Keeping pests out of borders is a key function of NAQS. Photo by S. Muranaka, IITA.
Keeping pests out of borders is a key function of NAQS. Photo by S. Muranaka, IITA.

In recent times, what are some of the pests you find challenging?
Recently, we have noticed the introduction of fruitflies that are fast devastating fruits in our country. But we need a regional approach to tackle this problem, because the insect involved is a strong flier. We are also faced with the threats of more pests. On cassava, we have Cassava mosaic virus (Ugandan strain) which is ravaging crops in East Africa. Another is the Cassava brown streak virus, which affects cassava leaves and roots. We also have threats of banana bunchy top and banana bacterial wilt. We need to inform people so that they don’t bring planting materials into the country from East Africa. There is the need to put preemptive action in place so that new diseases don’t get to Nigeria and West Africa.

What measures are being put in place to contain the spread of these pests?
For fruitflies, we held a sensitization workshop in 2009 where different stakeholders participated. The FAO is coming up with a regional control measure for the West African bloc to harmonize and adopt. Again, scientists are looking for ways to control these pests. For cassava brown streak disease or CBSD, we have stepped up quarantine efforts aimed at curtailing/scrutinizing the entrance of planting materials from those endemic regions. In the future, we are thinking of training our officers on new tools that aid the inspection of imported planting materials.

Why is the response to crop pests especially slow when compared with the response to animal pests?
When new crop pests come in, the impact for the first few years is not so obvious. This is not the case with the invasion of animal pests when you see the deaths of animals. Perhaps this is the reason why crop pests don’t catch the attention of the Government immediately. We could be talking about fruitflies but people are saying, “Mangoes and oranges are still on the streets.” When the devastation arising from pest establishment, spread, and destruction becomes much serious and farmers start crying, that is the time we get an official response, especially in terms of funding for control measures.

What kind of support would you ask for specifically?
Capacity building to enhance pest interception and diagnosis is very important for us. If you don’t have knowledge about the biology of the pests, you may have problems.
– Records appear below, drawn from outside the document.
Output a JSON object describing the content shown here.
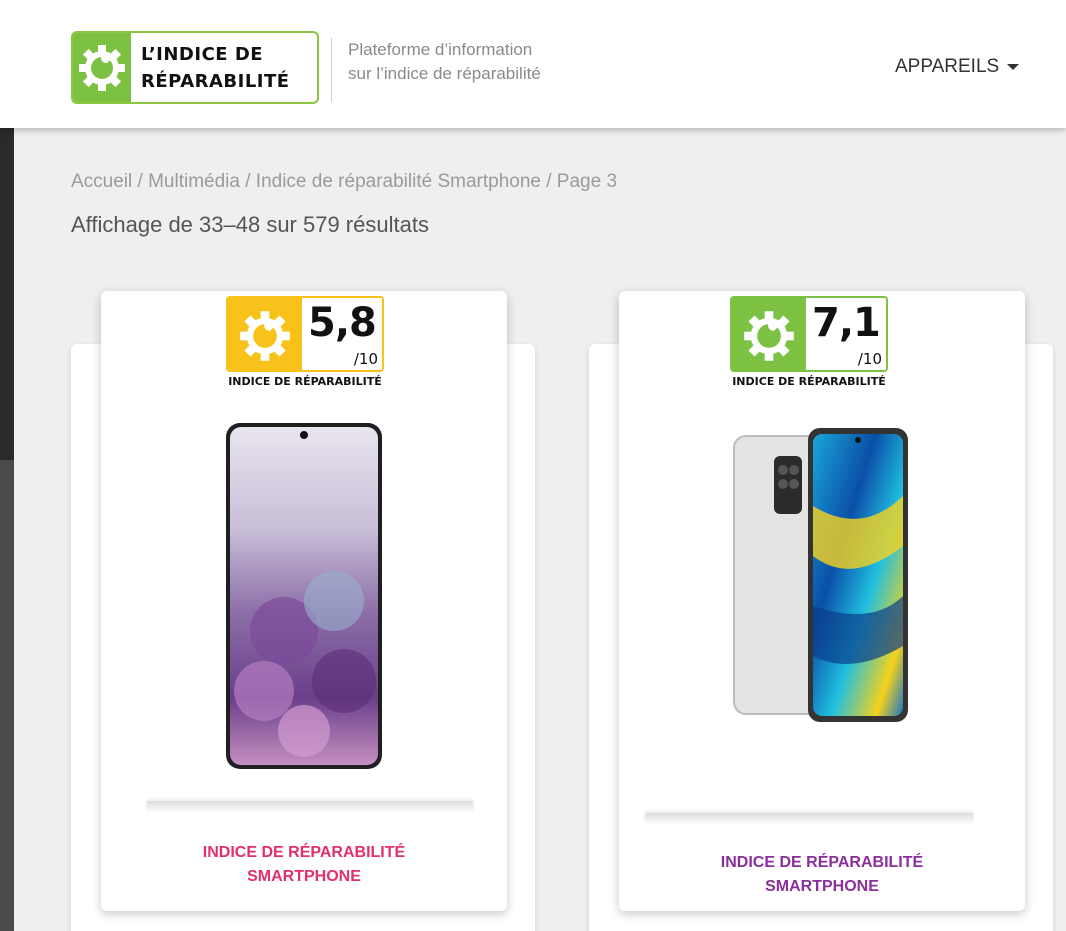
{
  "header": {
    "logo_line1": "L’INDICE DE",
    "logo_line2": "RÉPARABILITÉ",
    "tagline_line1": "Plateforme d’information",
    "tagline_line2": "sur l’indice de réparabilité",
    "nav_label": "APPAREILS"
  },
  "breadcrumb": "Accueil / Multimédia / Indice de réparabilité Smartphone / Page 3",
  "results_count": "Affichage de 33–48 sur 579 résultats",
  "products": [
    {
      "score": "5,8",
      "scale": "/10",
      "badge_label": "INDICE DE RÉPARABILITÉ",
      "badge_color": "#f9c21b",
      "title_line1": "INDICE DE RÉPARABILITÉ",
      "title_line2": "SMARTPHONE",
      "title_color": "#e0316b"
    },
    {
      "score": "7,1",
      "scale": "/10",
      "badge_label": "INDICE DE RÉPARABILITÉ",
      "badge_color": "#7dc142",
      "title_line1": "INDICE DE RÉPARABILITÉ",
      "title_line2": "SMARTPHONE",
      "title_color": "#8a2f9c"
    }
  ]
}
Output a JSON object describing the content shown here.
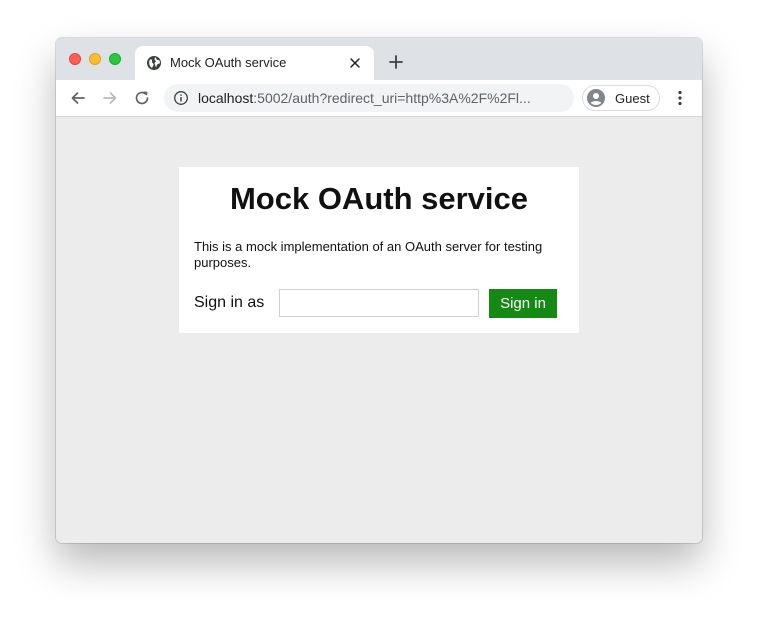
{
  "browser": {
    "tab": {
      "title": "Mock OAuth service",
      "favicon": "globe-icon"
    },
    "address_bar": {
      "host": "localhost",
      "path": ":5002/auth?redirect_uri=http%3A%2F%2Fl..."
    },
    "profile": {
      "label": "Guest"
    },
    "icons": {
      "back": "back-arrow-icon",
      "forward": "forward-arrow-icon",
      "reload": "reload-icon",
      "info": "info-icon",
      "new_tab": "plus-icon",
      "close_tab": "close-icon",
      "menu": "more-vertical-icon",
      "avatar": "person-icon"
    }
  },
  "page": {
    "title": "Mock OAuth service",
    "description": "This is a mock implementation of an OAuth server for testing purposes.",
    "signin_label": "Sign in as",
    "input_value": "",
    "input_placeholder": "",
    "signin_button": "Sign in"
  },
  "colors": {
    "signin_button": "#148914",
    "page_background": "#ececec",
    "card_background": "#ffffff",
    "titlebar": "#dee1e6"
  }
}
The quarantine inspectors/officers need to be trained and the training needs to be continuous. Secondly, a country like Nigeria has a very diverse culture and the climatic conditions to grow crops all year round, so there is a need for us to conduct pest surveillance so that we know the pest status in the country.

There is an ongoing pest survey and this is being done on a crop by crop basis. Scientists from universities, national agricultural research institutes, and international organizations are involved and we hope it will be on a continuous basis with support from the government and stakeholders.
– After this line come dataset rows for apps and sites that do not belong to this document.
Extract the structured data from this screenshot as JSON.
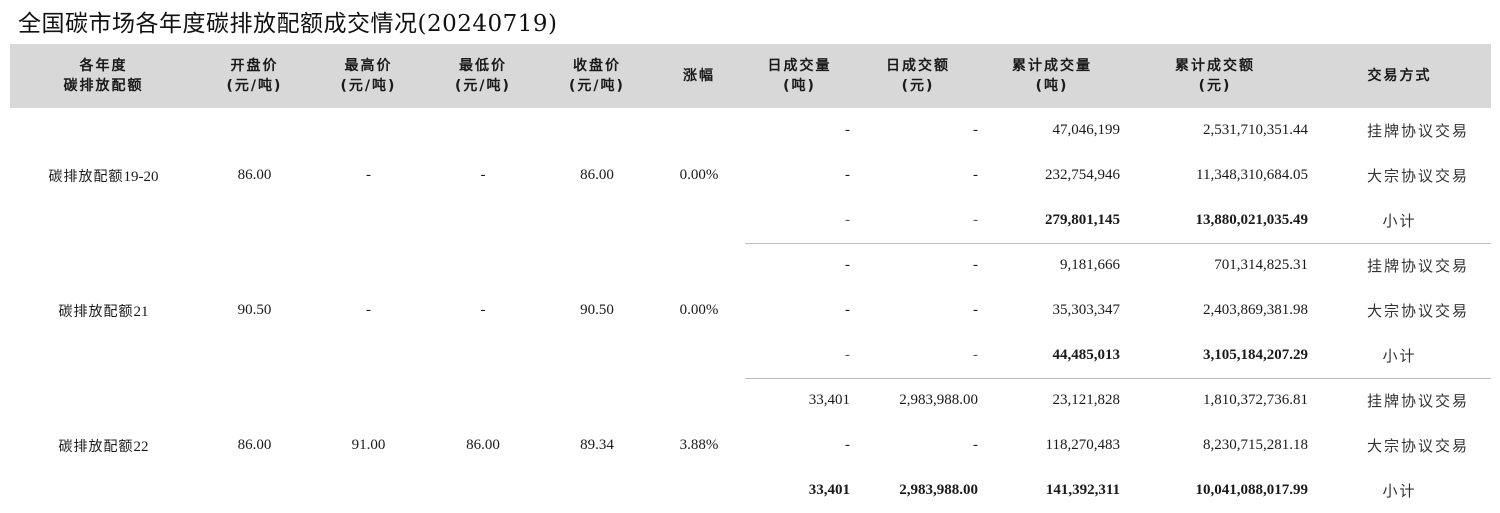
{
  "title": "全国碳市场各年度碳排放配额成交情况(20240719)",
  "headers": [
    {
      "l1": "各年度",
      "l2": "碳排放配额"
    },
    {
      "l1": "开盘价",
      "l2": "(元/吨)"
    },
    {
      "l1": "最高价",
      "l2": "(元/吨)"
    },
    {
      "l1": "最低价",
      "l2": "(元/吨)"
    },
    {
      "l1": "收盘价",
      "l2": "(元/吨)"
    },
    {
      "l1": "涨幅",
      "l2": ""
    },
    {
      "l1": "日成交量",
      "l2": "(吨)"
    },
    {
      "l1": "日成交额",
      "l2": "(元)"
    },
    {
      "l1": "累计成交量",
      "l2": "(吨)"
    },
    {
      "l1": "累计成交额",
      "l2": "(元)"
    },
    {
      "l1": "交易方式",
      "l2": ""
    }
  ],
  "groups": [
    {
      "name_prefix": "碳排放配额",
      "name_suffix": "19-20",
      "open": "86.00",
      "high": "-",
      "low": "-",
      "close": "86.00",
      "change": "0.00%",
      "rows": [
        {
          "daily_vol": "-",
          "daily_amt": "-",
          "cum_vol": "47,046,199",
          "cum_amt": "2,531,710,351.44",
          "mode": "挂牌协议交易"
        },
        {
          "daily_vol": "-",
          "daily_amt": "-",
          "cum_vol": "232,754,946",
          "cum_amt": "11,348,310,684.05",
          "mode": "大宗协议交易"
        },
        {
          "daily_vol": "-",
          "daily_amt": "-",
          "cum_vol": "279,801,145",
          "cum_amt": "13,880,021,035.49",
          "mode": "小计"
        }
      ]
    },
    {
      "name_prefix": "碳排放配额",
      "name_suffix": "21",
      "open": "90.50",
      "high": "-",
      "low": "-",
      "close": "90.50",
      "change": "0.00%",
      "rows": [
        {
          "daily_vol": "-",
          "daily_amt": "-",
          "cum_vol": "9,181,666",
          "cum_amt": "701,314,825.31",
          "mode": "挂牌协议交易"
        },
        {
          "daily_vol": "-",
          "daily_amt": "-",
          "cum_vol": "35,303,347",
          "cum_amt": "2,403,869,381.98",
          "mode": "大宗协议交易"
        },
        {
          "daily_vol": "-",
          "daily_amt": "-",
          "cum_vol": "44,485,013",
          "cum_amt": "3,105,184,207.29",
          "mode": "小计"
        }
      ]
    },
    {
      "name_prefix": "碳排放配额",
      "name_suffix": "22",
      "open": "86.00",
      "high": "91.00",
      "low": "86.00",
      "close": "89.34",
      "change": "3.88%",
      "rows": [
        {
          "daily_vol": "33,401",
          "daily_amt": "2,983,988.00",
          "cum_vol": "23,121,828",
          "cum_amt": "1,810,372,736.81",
          "mode": "挂牌协议交易"
        },
        {
          "daily_vol": "-",
          "daily_amt": "-",
          "cum_vol": "118,270,483",
          "cum_amt": "8,230,715,281.18",
          "mode": "大宗协议交易"
        },
        {
          "daily_vol": "33,401",
          "daily_amt": "2,983,988.00",
          "cum_vol": "141,392,311",
          "cum_amt": "10,041,088,017.99",
          "mode": "小计"
        }
      ]
    }
  ]
}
How good an option is biocontrol?
Biocontrol is a good strategy. Everybody wants to deemphasize the use of pesticides because of the effect of chemical residues and there is a lot of emphasis now on food safety. Also there is concern about preserving biodiversity. Now the emphasis is on integrated pest management. The more often you can eliminate the use of pesticides, the better.

How is the collaboration with IITA?
We have a very good and strong relationship with IITA. IITA is our major stakeholder when it comes to germplasm exchange.

IITA has been assisting us in the training of our officers—upgrading their skills—especially in the area of pest diagnosis.

Sometimes when we are handicapped by inadequate facilities IITA steps in. Also IITA is good in the area of information dissemination which had been beneficial to us.
The collaboration with IITA is quite strong and mutually beneficial. Sometimes IITA assists us to attend international workshops and seminars that are relevant for job improvement.

The institute has contributed to our effectiveness in the country.